Saturday, 17 January 2015

Honest use of his Own Name: not amount to Infringement and Passing off.


                                                                             P.S.MUZEEB
                                                                              B.A. LL.B. (HONS)

Precious Jewels & Anothers vs. Varun Gems [2014 (60) PTC 465 (SC)]

Justice Anil R. Dave,

Justice Vikramajit Sen

FACTS

In this case, the appellants aggrieved by the interim orders in a civil suit approached this Hon’ble Court by way of an appeal.
The appellants and respondents belong to same family and reside in Delhi, having Surname “RAKYAN”.  Their family business is sale of Jewellary. The family has not less than 15 business units in different names and styles. The appellants do the same Jewellary business with the name and style “NEENA AND RAVI RAKYAN” and the respondents shop name being “RAKYAN’S FINE JEWELLARY”. Both their shops are abutting each other. The respondents restrained appellant in doing the Jewellary business under the name & style of NEENA AND RAVI RAKYAN alleging that they cannot use the word “RAKYAN” as it is the violation of their IPR rights. The respondents got interim order against the appellants, restraining them the use of word “RAKYAN”.

CONTENTION

i.              Whether the appellants can continue with the word “RAKYAN”?
ii.            Whether the interim order was just and proper?


ARGUMENTS

The learned counsel on behalf of the respondents argued that the appellants had no right to do their business in the shop which is next to the shop of the plaintiff. The learned counsel also submitted that the appellants have no right to use word “RAKYAN”.
The learned counsel for appellants vehemently argued that they should not be restrained. The learned counsel argued that the Partners in the said firm are Smt. Neena Rakyan and Shri Ravi Rakyan. They cannot be restrained from doing their business in their own name.
The learned counsel relied upon Section 35 of the Trademarks Act, 1999. The Section 35 of Trademarks Act, 1999 says that no person shall be restrained of using his own name. Further for the clear understanding the Section 35 says that, Nothing in this Act shall entitle the proprietor or a registered user of a registered trade mark to interfere with any bona fide use by a person of his own name or that of his place of business, or of the name, or of the name of the place of business of any of his predecessors in business, or the use by any person of any bona fide description of the character or quality of his goods or services.

JUDGMENT

The Hon’ble Supreme Court accepting the arguments of the appellants concerning the interim order held that, we do not find any similarity between the marks by looking at the provision Section 35 of the Trademarks Act, 1999. The appellants cannot be restrained from running the business on the name “NEENA AND RAVI RAKYAN”. We therefore quash and set aside order granting interim relief to the respondents.

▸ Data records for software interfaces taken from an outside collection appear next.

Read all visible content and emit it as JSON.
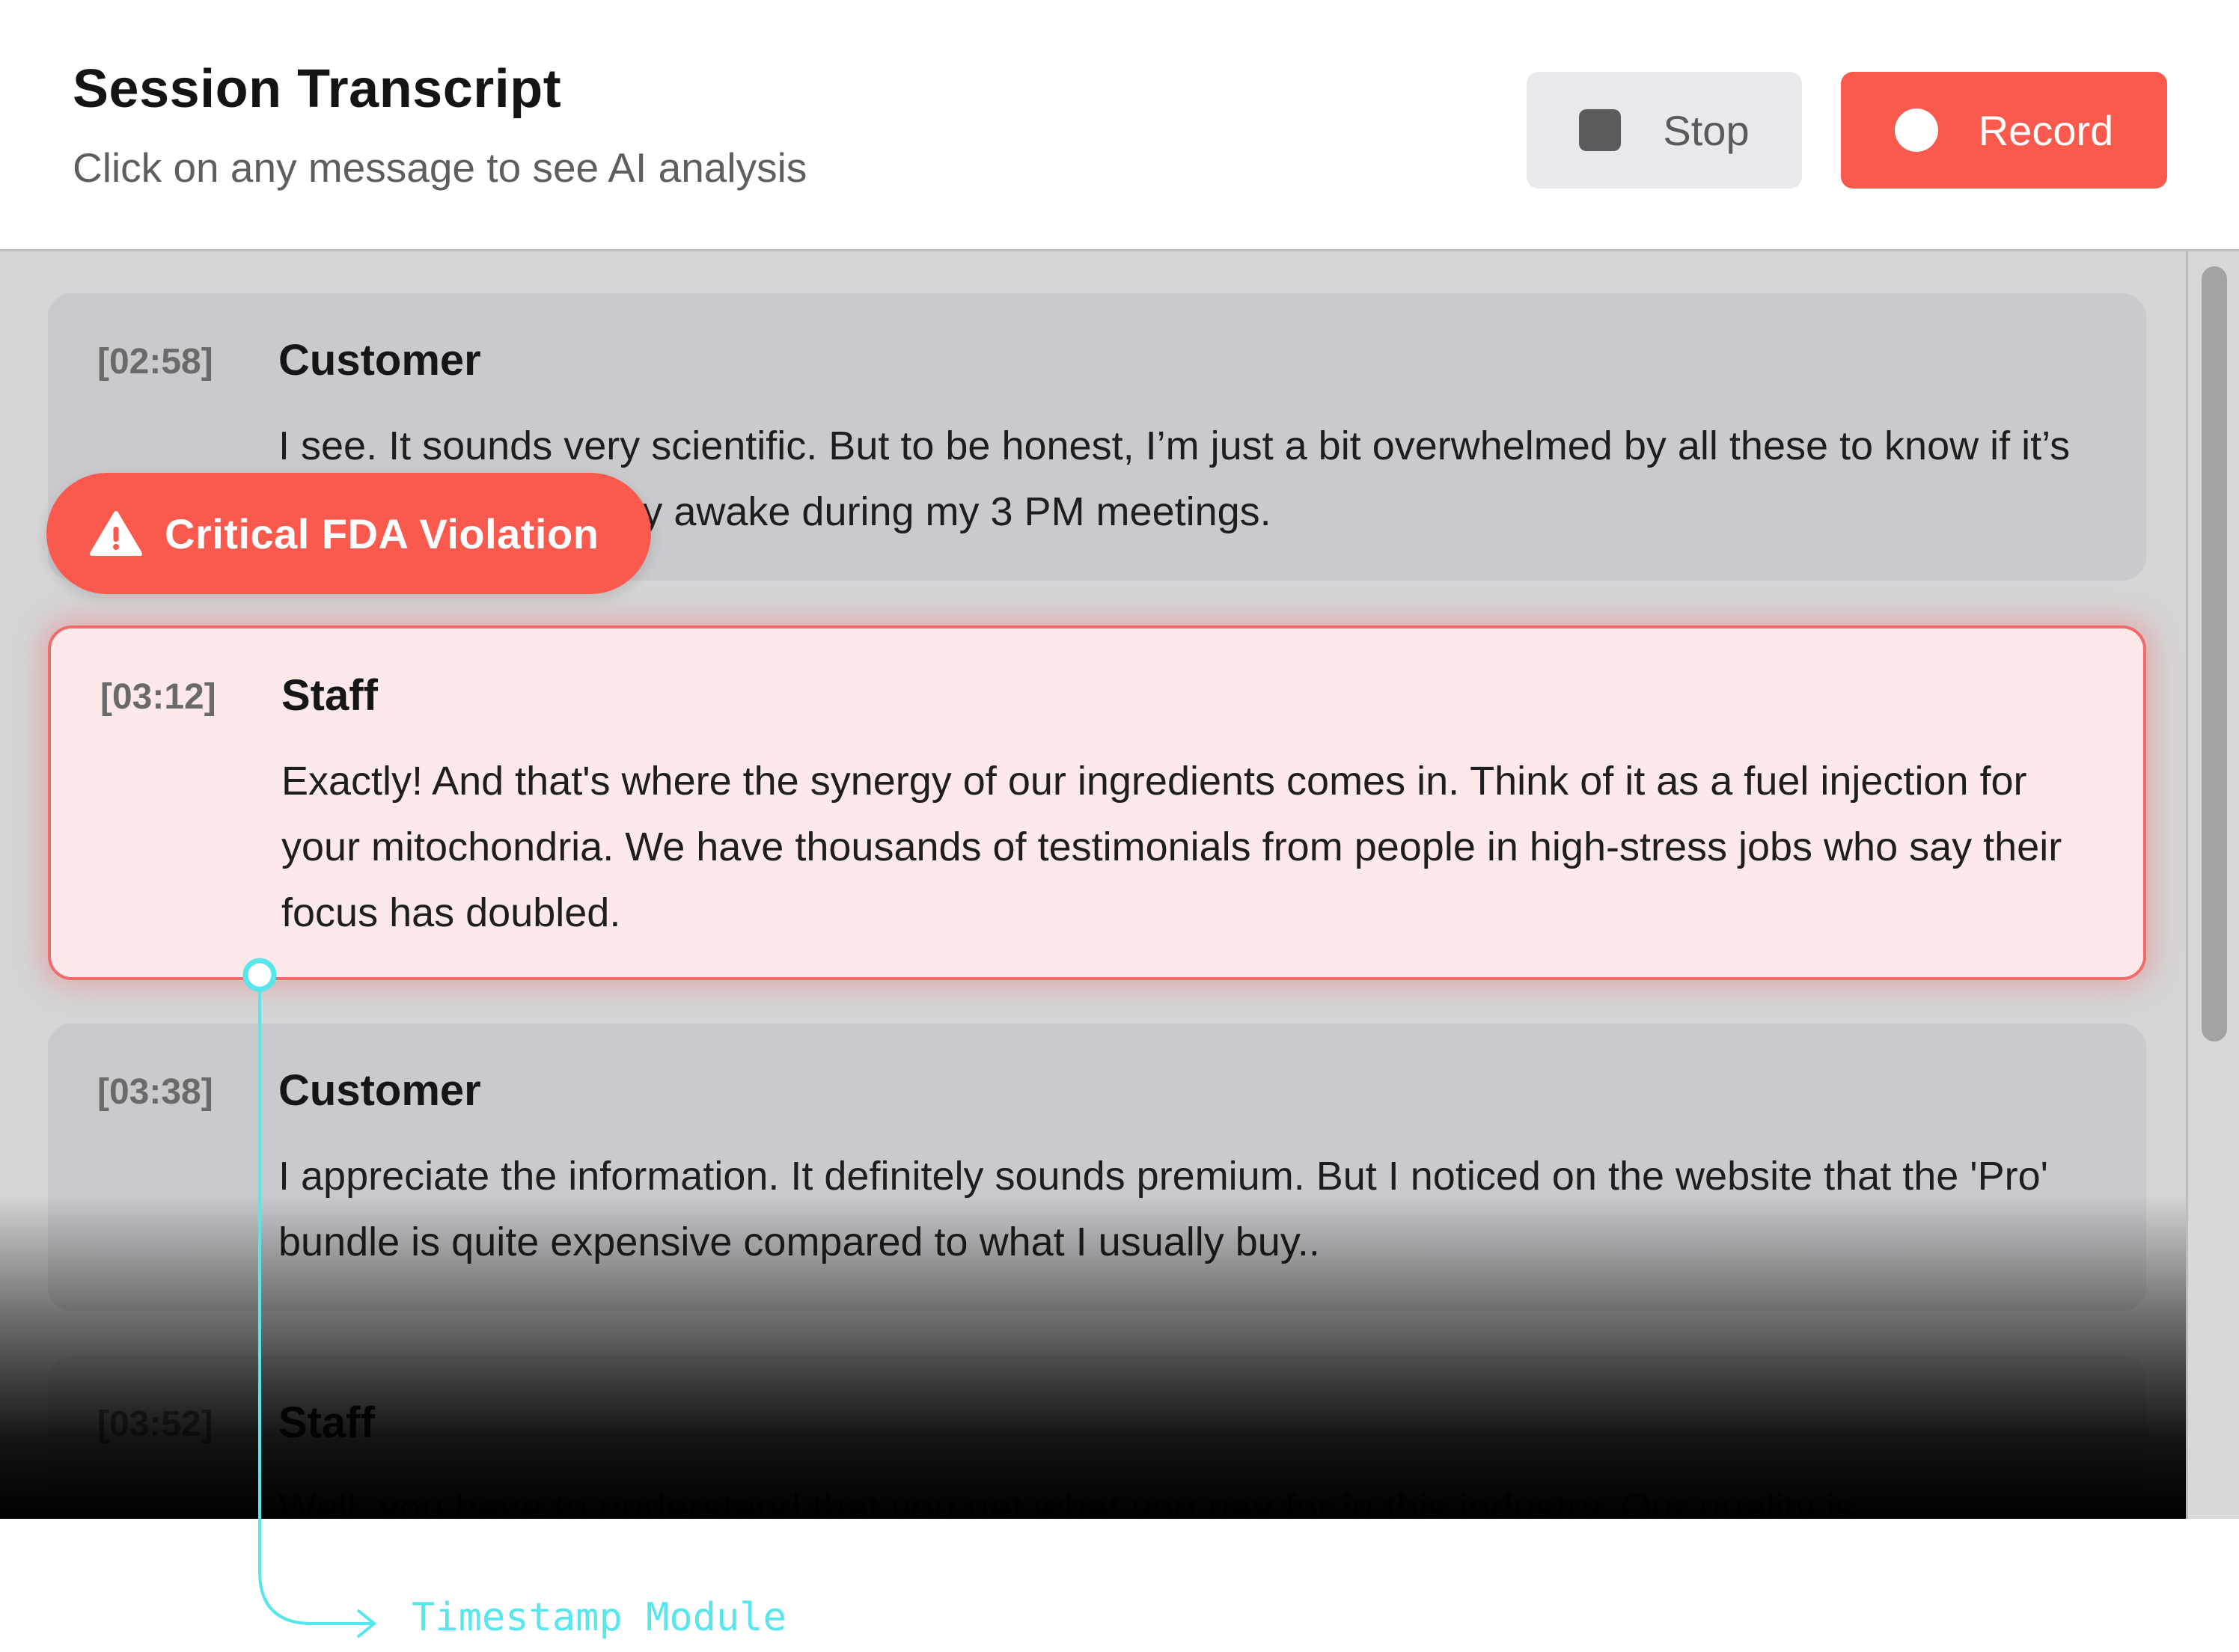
{
  "header": {
    "title": "Session Transcript",
    "subtitle": "Click on any message to see AI analysis",
    "stop_label": "Stop",
    "record_label": "Record"
  },
  "messages": [
    {
      "timestamp": "[02:58]",
      "speaker": "Customer",
      "text": "I see. It sounds very scientific. But to be honest, I’m just a bit overwhelmed by all these to know if it’s going to help me stay awake during my 3 PM meetings."
    },
    {
      "timestamp": "[03:12]",
      "speaker": "Staff",
      "text": "Exactly! And that's where the synergy of our ingredients comes in. Think of it as a fuel injection for your mitochondria. We have thousands of testimonials from people in high-stress jobs who say their focus has doubled."
    },
    {
      "timestamp": "[03:38]",
      "speaker": "Customer",
      "text": "I appreciate the information. It definitely sounds premium. But I noticed on the website that the 'Pro' bundle is quite expensive compared to what I usually buy.."
    },
    {
      "timestamp": "[03:52]",
      "speaker": "Staff",
      "text": "Well, you have to understand that you get what you pay for in this industry. Our quality is"
    }
  ],
  "badge": {
    "label": "Critical FDA Violation",
    "icon": "warning-triangle-icon"
  },
  "annotation": {
    "label": "Timestamp Module",
    "color": "#56e6ec"
  },
  "colors": {
    "accent": "#fa5a4e",
    "flagged_border": "#f26a6a",
    "flagged_bg": "#fde9ea"
  }
}
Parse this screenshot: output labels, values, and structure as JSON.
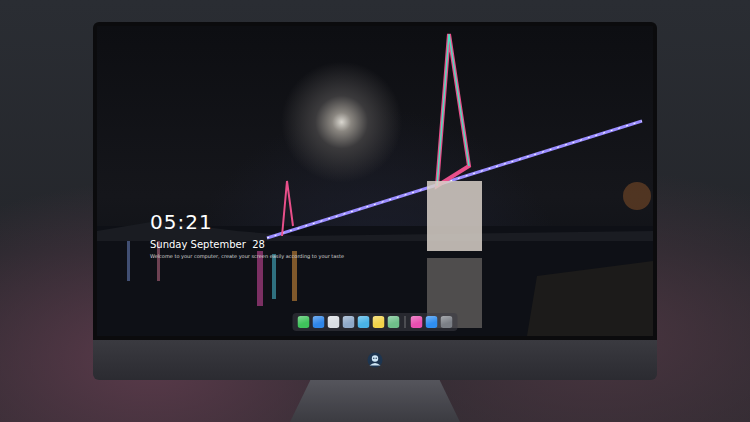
{
  "desktop": {
    "clock": "05:21",
    "date": "Sunday September  28",
    "hint": "Welcome to your computer, create your screen easily according to your taste"
  },
  "dock": {
    "items": [
      {
        "color": "#3fc25b"
      },
      {
        "color": "#2f86e8"
      },
      {
        "color": "#d9dde3"
      },
      {
        "color": "#8fa9c8"
      },
      {
        "color": "#49b3e6"
      },
      {
        "color": "#f2d34a"
      },
      {
        "color": "#6fbf8a"
      },
      {
        "color": "#e84fb0"
      },
      {
        "color": "#2f8ef0"
      },
      {
        "color": "#7b7f86"
      }
    ]
  }
}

CONCLUSION

The use of surname is not an offence. Section 34 of The Trade and Merchandise Act, 1958 also entitles a person to use his/her name or that of his/her place of business to any bonafide description of the character or quality of his goods.  Section 35 of The Trademarks Act, 1999 protects use by a person of his own name.
                                      

The honest use by the person his own name without any intention to deceive does not amount to any infringement or passing off. In Benzet Cie’s Application[1], the Court held that, “mere surname is not the name of a company, individual or firm. Further any person with bonafide intention can use his own name and without any intention to deceive anybody or without intention to make use of the goodwill.[2] Therefore use of name with honest use does not amount to any infringement and passing off.




[1] (1913) 30 RPC 177
[2] Baume & Co. Ltd vs. AH Moore Ld., (1957) RPC 459